  • Another piece of advice is not to validate a request for authentication after receiving a request for payment by telephone, even if the person you are speaking to really does seem to know your personal details, or even elements of your private life. Fraudsters are very good at finding the right information on social networks.
  • Avoid leaving personal data on “public” sites (social networks, forums, etc.)
  • Accept the enhanced authentication services offered by the various payment providers.
  • Check the addresses of the sites where you give your bank details. Make sure that the “little padlock” is present and check that the URL (the web address) does not contain any added elements. This is the case, for example, with fine scams that link to fake “ANTS” sites for paying fines.
  • One final tip: if you need to contact a payment service provider, use the contact telephone number on their official website.

VeraCash’s DSP2 choices for its customers

VeraCash uses a trusted third-party payment provider that complies with the security standards of the PSD2 directive. That’s why we chose it. It’s also why, at every stage of a VeraCash account, there is strong authentication.

Using your VeraCash account

The online account

The first step is to log in to your VeraCash account. To do this, you need to know your username and password.
Then a third element, a PIN code (or equivalent).

On the VeraCash application

Fingerprint identification is possible. A systematic security alert will be sent by email. You will be informed that a connection is being made to your account.
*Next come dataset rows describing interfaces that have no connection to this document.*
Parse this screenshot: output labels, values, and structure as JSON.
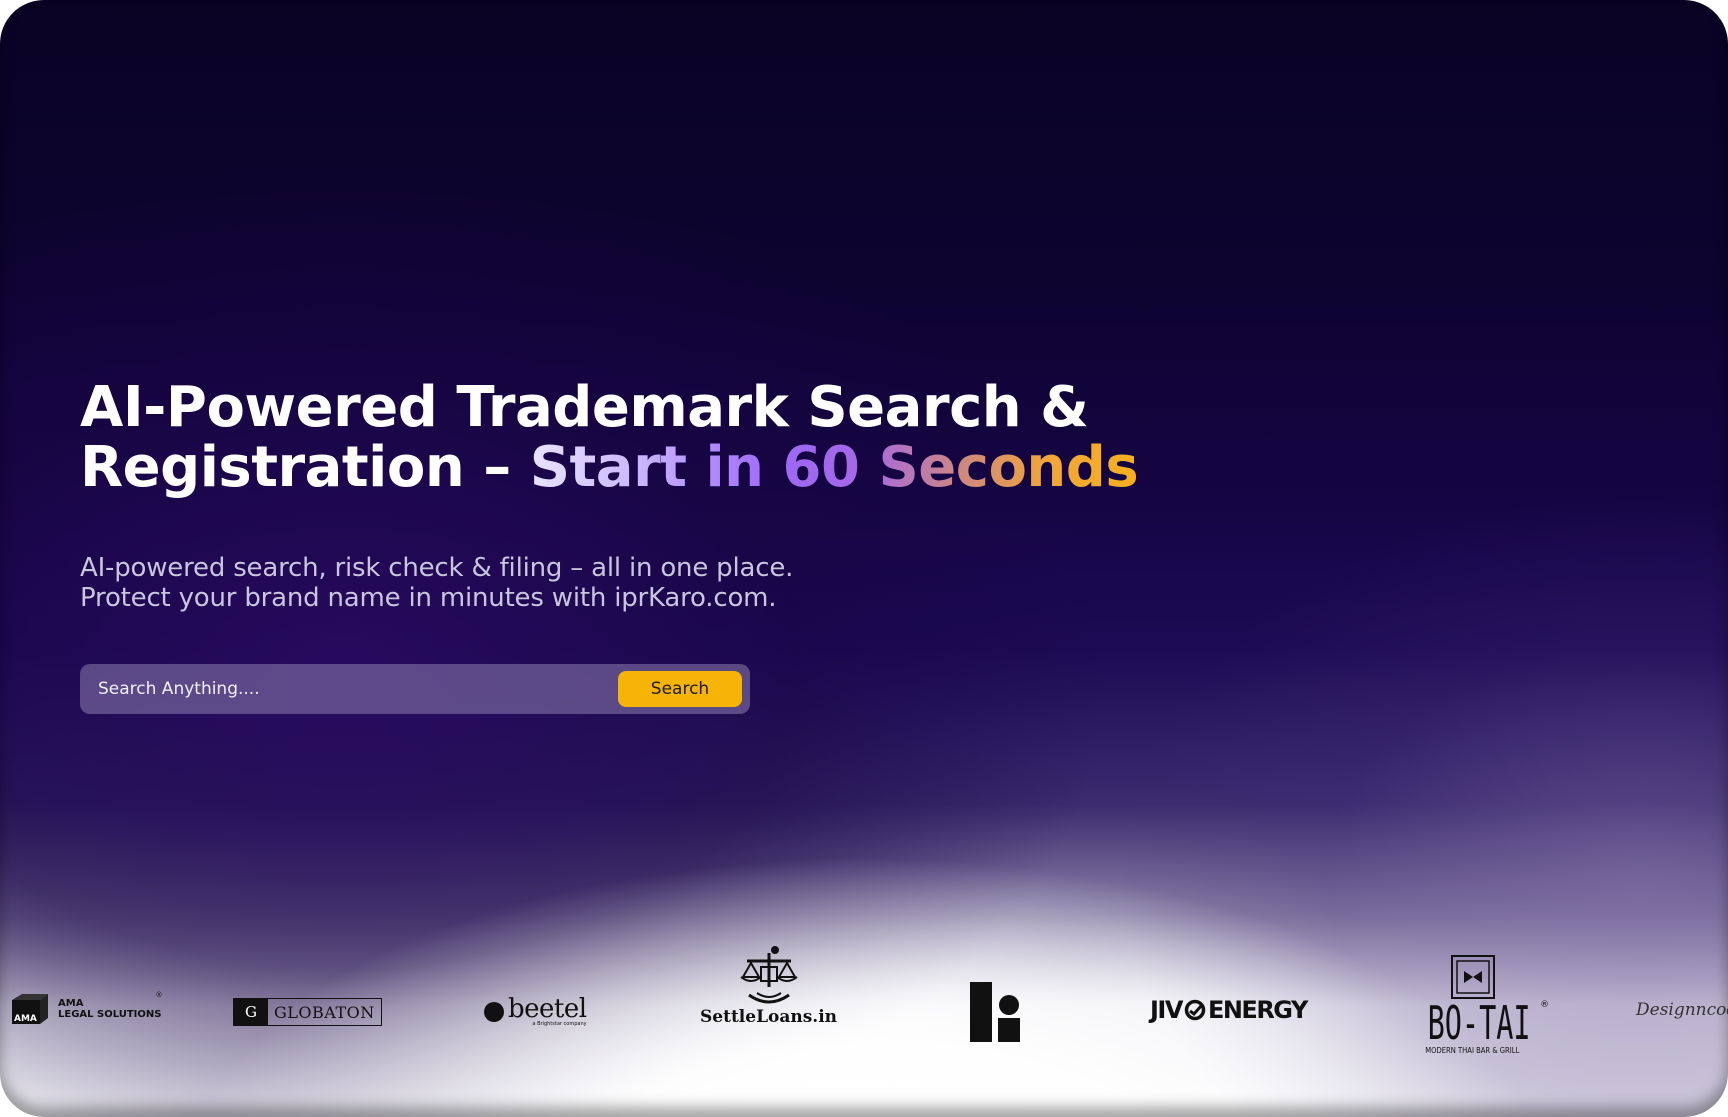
{
  "hero": {
    "headline_line1": "AI-Powered Trademark Search &",
    "headline_line2_plain": "Registration – ",
    "headline_line2_gradient": "Start in 60 Seconds",
    "subtitle_line1": "AI-powered search, risk check & filing – all in one place.",
    "subtitle_line2": "Protect your brand name in minutes with iprKaro.com."
  },
  "search": {
    "placeholder": "Search Anything....",
    "button_label": "Search"
  },
  "logos": {
    "ama": {
      "name": "AMA",
      "line2": "LEGAL SOLUTIONS",
      "mark": "AMA",
      "reg": "®"
    },
    "globaton": {
      "mark": "G",
      "name": "GLOBATON"
    },
    "beetel": {
      "name": "beetel",
      "tagline": "a Brightstar company"
    },
    "settleloans": {
      "name": "SettleLoans.in"
    },
    "jivo": {
      "name_part1": "JIV",
      "name_part2": "ENERGY"
    },
    "botai": {
      "name": "BO-TAI",
      "tagline": "MODERN THAI BAR & GRILL",
      "reg": "®"
    },
    "designcode": {
      "name": "Designncode"
    }
  },
  "colors": {
    "accent": "#f6b406",
    "gradient_start": "#e9e4ff",
    "gradient_mid": "#9c68f6",
    "gradient_end": "#f6b01e"
  }
}
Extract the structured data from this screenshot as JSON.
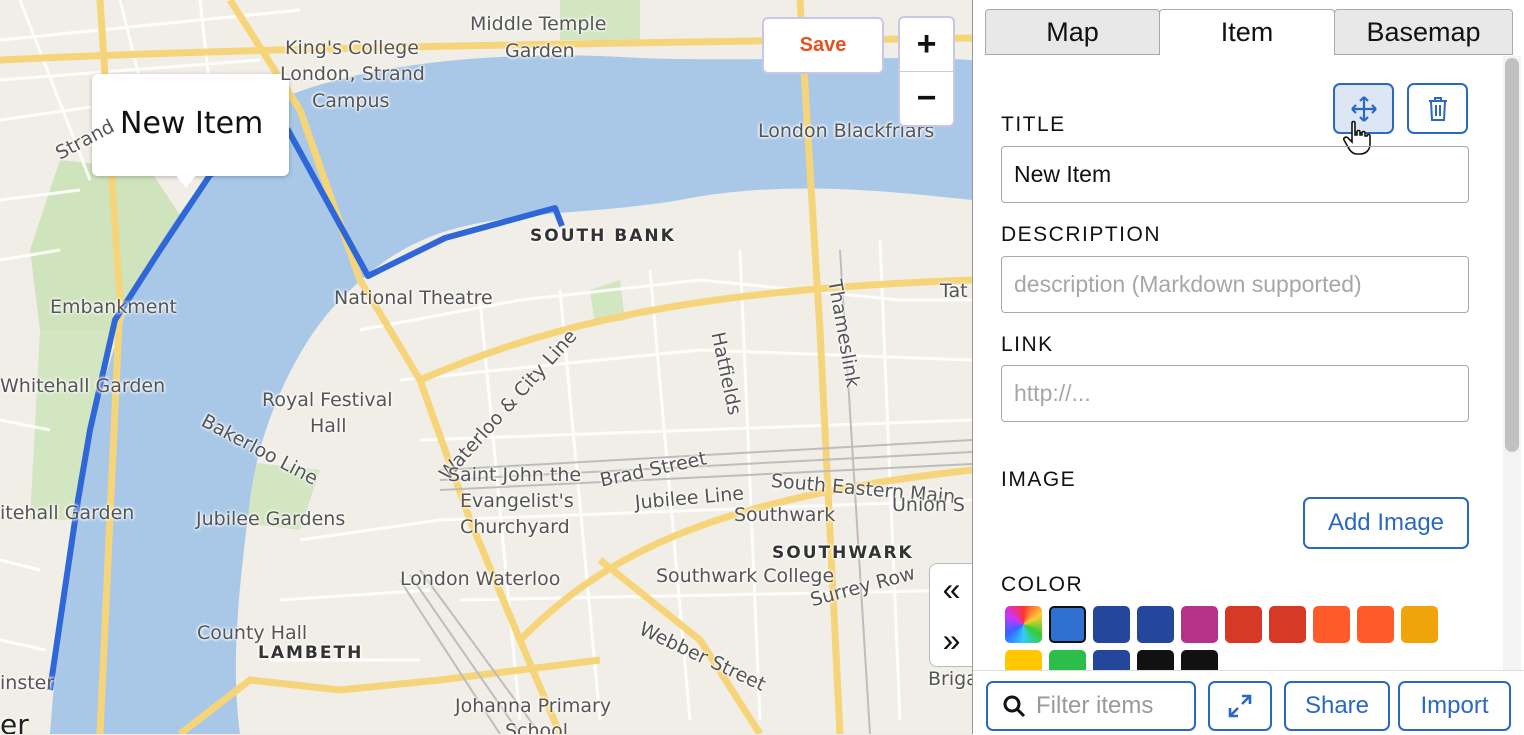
{
  "map": {
    "callout_title": "New Item",
    "labels": {
      "middle_temple": "Middle Temple",
      "garden1": "Garden",
      "kings1": "King's College",
      "kings2": "London, Strand",
      "kings3": "Campus",
      "strand": "Strand",
      "blackfriars": "London Blackfriars",
      "south_bank": "SOUTH BANK",
      "embankment": "Embankment",
      "national_theatre": "National Theatre",
      "whitehall1": "Whitehall Garden",
      "whitehall2": "itehall Garden",
      "royal1": "Royal Festival",
      "royal2": "Hall",
      "bakerloo": "Bakerloo Line",
      "waterloo_city": "Waterloo & City Line",
      "hatfields": "Hatfields",
      "thameslink": "Thameslink",
      "tate": "Tat",
      "saint1": "Saint John the",
      "saint2": "Evangelist's",
      "saint3": "Churchyard",
      "brad": "Brad Street",
      "jubilee_line": "Jubilee Line",
      "jubilee_gardens": "Jubilee Gardens",
      "se_main": "South Eastern Main",
      "union": "Union S",
      "southwark": "Southwark",
      "southwark_caps": "SOUTHWARK",
      "waterloo": "London Waterloo",
      "southwark_college": "Southwark College",
      "surrey_row": "Surrey Row",
      "county_hall": "County Hall",
      "lambeth": "LAMBETH",
      "webber": "Webber Street",
      "inster": "inster",
      "johanna1": "Johanna Primary",
      "johanna2": "School",
      "er": "er",
      "briga": "Briga"
    },
    "save_label": "Save",
    "zoom_in": "+",
    "zoom_out": "−",
    "collapse_left": "«",
    "collapse_right": "»"
  },
  "panel": {
    "tabs": [
      "Map",
      "Item",
      "Basemap"
    ],
    "active_tab": "Item",
    "title_label": "TITLE",
    "title_value": "New Item",
    "description_label": "DESCRIPTION",
    "description_placeholder": "description (Markdown supported)",
    "link_label": "LINK",
    "link_placeholder": "http://...",
    "image_label": "IMAGE",
    "add_image": "Add Image",
    "color_label": "COLOR",
    "colors_row1": [
      "rainbow",
      "#3070d0",
      "#24479b",
      "#24479b",
      "#b43388",
      "#d63a27",
      "#d63a27",
      "#ff5a2a",
      "#ff5a2a",
      "#f0a30a"
    ],
    "colors_row2": [
      "#ffc800",
      "#2bbe4a",
      "#24479b",
      "#111111",
      "#111111"
    ],
    "selected_color": "#3070d0"
  },
  "footer": {
    "filter_placeholder": "Filter items",
    "share": "Share",
    "import": "Import"
  }
}
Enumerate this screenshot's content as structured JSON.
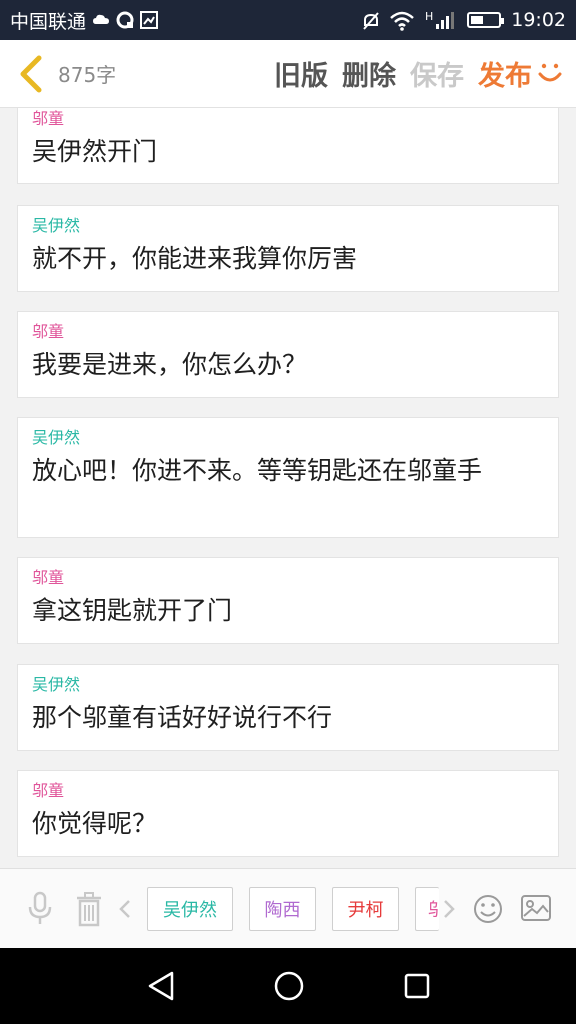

If it’s you, don’t worry: there’s nothing to do.

Please note that, from time to time, fingerprint authentication does not work. In this case, you need to enter your secret PIN or a code received by text message.

In short: authentication on the application is really reinforced! And thanks to it, you can consult your VeraCash account in complete peace and security.